How big is this one going to be?
I'm guessing it will weigh 32,000 pounds, haul enough cargo to build part of a house, and glide silently down the road. The only sound you'll hear is the horn blasting.
That's right, Elon Musk just dropped the news that Tesla is working on an electric semi-trailer that could radically overhaul the over-the-road transportation industry.
There are scant details, but the implication for all of us is huge.
First, there is already a network of superchargers all across the U.S. You can currently drive your Tesla Model S sedan from New York to LA without needing to panic about a recharge. Initially those stations were free for any owner but Tesla recently started using a pay-to-fill model.
For the electric semi-trucks, there's a lot of implications.
First, some stats.
Today, there are well over 130 million trucks in the road.
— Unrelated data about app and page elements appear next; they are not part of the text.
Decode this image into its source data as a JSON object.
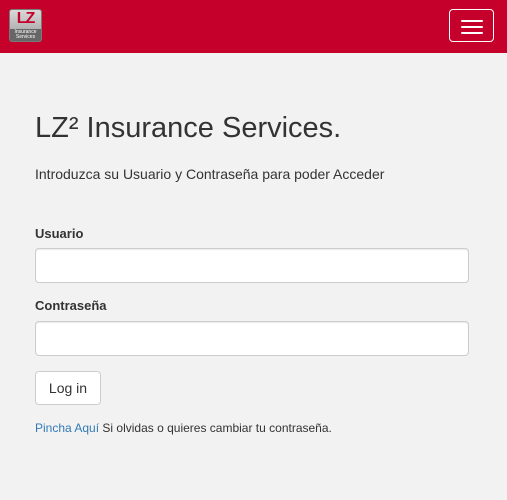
{
  "header": {
    "logo_main": "LZ",
    "logo_sub_1": "Insurance",
    "logo_sub_2": "Services",
    "brand_color": "#c4002b"
  },
  "main": {
    "title": "LZ² Insurance Services.",
    "subtitle": "Introduzca su Usuario y Contraseña para poder Acceder",
    "username_label": "Usuario",
    "username_value": "",
    "password_label": "Contraseña",
    "password_value": "",
    "login_label": "Log in",
    "help_link": "Pincha Aquí",
    "help_text": " Si olvidas o quieres cambiar tu contraseña.",
    "link_color": "#337ab7"
  }
}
It's a major cause for congestion in every major city. Driving a truck over long hauls is one of the deadliest jobs in the U.S., and there's extremely high turnover.
But what would a Tesla semi do that could help? For starters, there's no question this would impact the gas industry. With a wider network of recharging stations meant for trucks, there's a ripe market for making the industry less dependent on fossil fuels. There are many safety implications as well. A Tesla semi would like use the same autonomous driving sensors as the vehicles on the road today, including collision avoidance and adaptive cruise control. Trucks could be platooned to stay in packs. Drivers could eventually trust that the truck will keep them safe, reducing turnover.
The biggest implication, though, is on transportation costs. If and electric semi can actually replace gas-powered vehicles, there's a chance that the overall cost for transporting goods will go down. The main benefit here is on how the power is distributed. If Tesla can build solar-powered stations, ramp up their infrastructure, rely less on gasoline, and convince drivers to switch, it's possible that the consumer and the companies paying for the transport will realize some of those benefits.
Now for the hard part.
How do you make an electric semi with the torque required to pull a heavy load?
Most of the early electrics were golf carts with a bit more zip. We have yet to see a production-ready vehicle that has enough power to pull a heavy load, let alone a tanker filled with oil. (Irony alert.) electric motors don't use gears or belts; they have plenty of initial torque but the question is how do you maintain that torque all the way up to 75 MPH or more? That's the engineering challenge.
I'm guessing Tesla has figured that out, which is why Musk sent the tweet--they have already proven they have the power required for semi-trailer loads and they are likely finishing the design prototypes. In September, we'll see a prototype.
Here's hoping it gets enough momentum.